“It was a tussle of emotions,” explains Dahlia. “There were moments where I was like, “Oh my God, that’s it. I had my moment. I could have seized it and I didn’t. Now here I am. And then there were moments where it was like, ‘No! You know what? I’m going to come back better than ever.’ It was a constant battle over what to believe and I had to shift my emotions all the time to the positive since I had nothing else to go by.” The “big scare” forced Dahlia to re-evaluate and re-adjust. She got healthy, focused on therapy, learned how to better use her powerful voice, and rose to the challenge. “I think part of the growth of it was to make myself believe that it was going to come back.” And then she did.
Now, nearly a year to the date, Dahlia’s My Garden is getting major love from fans and critics. The positive response has had a lightening effect. “It feels like I was constipated and I just dumped a big dookie and I feel so much better,” jokes the raspy-voiced singer. “Of course, because I’m an artist, I’m already on to some new shit. But I still am so happy with this project [and] that it’s out and people want to hear it. I don’t feel crazy, you know? I’ve been sitting with this music and it sucked because the joy of music is about sharing it and I wasn’t able to do that for so long.”
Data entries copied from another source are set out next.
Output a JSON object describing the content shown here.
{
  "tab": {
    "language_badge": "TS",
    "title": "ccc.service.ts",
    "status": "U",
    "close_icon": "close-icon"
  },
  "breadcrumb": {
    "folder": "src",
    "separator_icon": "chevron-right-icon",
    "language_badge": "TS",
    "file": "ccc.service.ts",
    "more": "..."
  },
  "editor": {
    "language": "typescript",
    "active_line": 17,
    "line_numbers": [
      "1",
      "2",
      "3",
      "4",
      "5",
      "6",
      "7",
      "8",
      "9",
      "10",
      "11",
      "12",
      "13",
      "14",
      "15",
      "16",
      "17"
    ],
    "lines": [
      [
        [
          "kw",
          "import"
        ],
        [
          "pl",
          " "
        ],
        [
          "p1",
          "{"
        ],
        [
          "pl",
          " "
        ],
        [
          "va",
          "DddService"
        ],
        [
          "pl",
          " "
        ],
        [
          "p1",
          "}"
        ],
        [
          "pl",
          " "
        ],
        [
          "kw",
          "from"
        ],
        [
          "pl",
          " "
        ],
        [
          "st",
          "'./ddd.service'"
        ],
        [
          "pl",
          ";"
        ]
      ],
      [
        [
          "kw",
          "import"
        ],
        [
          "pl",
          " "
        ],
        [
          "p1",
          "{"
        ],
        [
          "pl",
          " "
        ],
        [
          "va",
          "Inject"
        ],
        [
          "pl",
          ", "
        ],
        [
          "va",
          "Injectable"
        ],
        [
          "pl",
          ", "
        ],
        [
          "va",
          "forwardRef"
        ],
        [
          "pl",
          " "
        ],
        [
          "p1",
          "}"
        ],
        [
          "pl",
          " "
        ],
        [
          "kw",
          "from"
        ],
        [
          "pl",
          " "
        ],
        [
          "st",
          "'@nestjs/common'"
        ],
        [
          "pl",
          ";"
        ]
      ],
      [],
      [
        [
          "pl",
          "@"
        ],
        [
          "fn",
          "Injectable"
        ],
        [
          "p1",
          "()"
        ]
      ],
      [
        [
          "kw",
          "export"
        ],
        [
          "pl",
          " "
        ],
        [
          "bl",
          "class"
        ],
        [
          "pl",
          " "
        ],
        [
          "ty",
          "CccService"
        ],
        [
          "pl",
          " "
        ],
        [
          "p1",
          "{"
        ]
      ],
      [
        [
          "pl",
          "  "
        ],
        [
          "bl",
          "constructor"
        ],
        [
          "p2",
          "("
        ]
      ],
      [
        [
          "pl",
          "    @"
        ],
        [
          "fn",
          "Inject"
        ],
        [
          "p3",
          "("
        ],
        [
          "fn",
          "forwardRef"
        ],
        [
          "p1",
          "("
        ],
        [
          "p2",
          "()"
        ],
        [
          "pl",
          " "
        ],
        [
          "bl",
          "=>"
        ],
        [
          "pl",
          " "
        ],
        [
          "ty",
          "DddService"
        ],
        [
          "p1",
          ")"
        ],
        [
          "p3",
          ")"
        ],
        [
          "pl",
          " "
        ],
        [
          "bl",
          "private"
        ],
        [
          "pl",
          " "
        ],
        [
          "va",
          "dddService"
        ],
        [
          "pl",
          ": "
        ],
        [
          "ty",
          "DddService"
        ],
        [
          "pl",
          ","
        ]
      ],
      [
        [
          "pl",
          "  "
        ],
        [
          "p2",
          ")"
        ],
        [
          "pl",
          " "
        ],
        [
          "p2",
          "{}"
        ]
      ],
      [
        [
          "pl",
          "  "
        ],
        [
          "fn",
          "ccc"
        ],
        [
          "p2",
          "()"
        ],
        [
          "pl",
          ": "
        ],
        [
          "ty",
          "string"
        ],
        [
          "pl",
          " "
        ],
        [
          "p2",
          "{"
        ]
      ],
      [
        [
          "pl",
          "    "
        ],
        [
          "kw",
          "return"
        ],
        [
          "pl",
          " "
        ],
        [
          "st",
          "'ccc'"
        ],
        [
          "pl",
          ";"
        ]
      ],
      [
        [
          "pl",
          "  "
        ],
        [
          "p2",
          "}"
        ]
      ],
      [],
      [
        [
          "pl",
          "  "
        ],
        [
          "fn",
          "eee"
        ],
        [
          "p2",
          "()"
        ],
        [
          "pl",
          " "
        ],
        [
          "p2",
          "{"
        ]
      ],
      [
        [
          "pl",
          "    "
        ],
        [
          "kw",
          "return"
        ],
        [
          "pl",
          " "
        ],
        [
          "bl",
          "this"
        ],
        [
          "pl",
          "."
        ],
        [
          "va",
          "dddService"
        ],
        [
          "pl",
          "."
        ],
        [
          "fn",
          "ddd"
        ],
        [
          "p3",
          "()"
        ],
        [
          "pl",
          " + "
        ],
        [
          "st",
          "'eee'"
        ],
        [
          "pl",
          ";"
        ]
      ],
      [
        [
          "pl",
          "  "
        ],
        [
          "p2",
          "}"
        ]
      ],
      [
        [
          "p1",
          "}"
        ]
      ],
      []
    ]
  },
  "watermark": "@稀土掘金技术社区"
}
The mercurial album is a standout from track to track. Dahlia’s growling reggae-tinged vocals ─ Rihanna meets Axl Rose – captivate from the already popular “Gangsta” and a reworked “My Garden,” to the stirring “Walk On Water,” forceful “Tumbao,” and raw closing track, “Just Another Dude,” one Dahlia recorded in two takes immediately following the end of a destructive relationship. She’s confessional, vulnerable, and real. And it’s freed her.
“In relationships I would lie and have all these secrets that I had to keep and I’m just friggin’ tired of doing that. I kept so many secrets that were really hard for me and they hurt. I had no one to talk to or turn to. I was really alone, so I guess I took it to the other extreme.”
Dahlia’s next plans include concentrating on her Cuban roots and putting a Spanish project together—just another part of her focus on staying true to her own voice. “I wish there was a pamphlet that said, ‘This is what you got to do to make sure that everyone likes you, and everybody understands, and nobody has a misconception of what you are or misjudges you.’ But ultimately I’m not worried. I know my true intentions and I think if they haven’t already been shown, then they eventually will.”
[magazine month=”March” year=”2015″]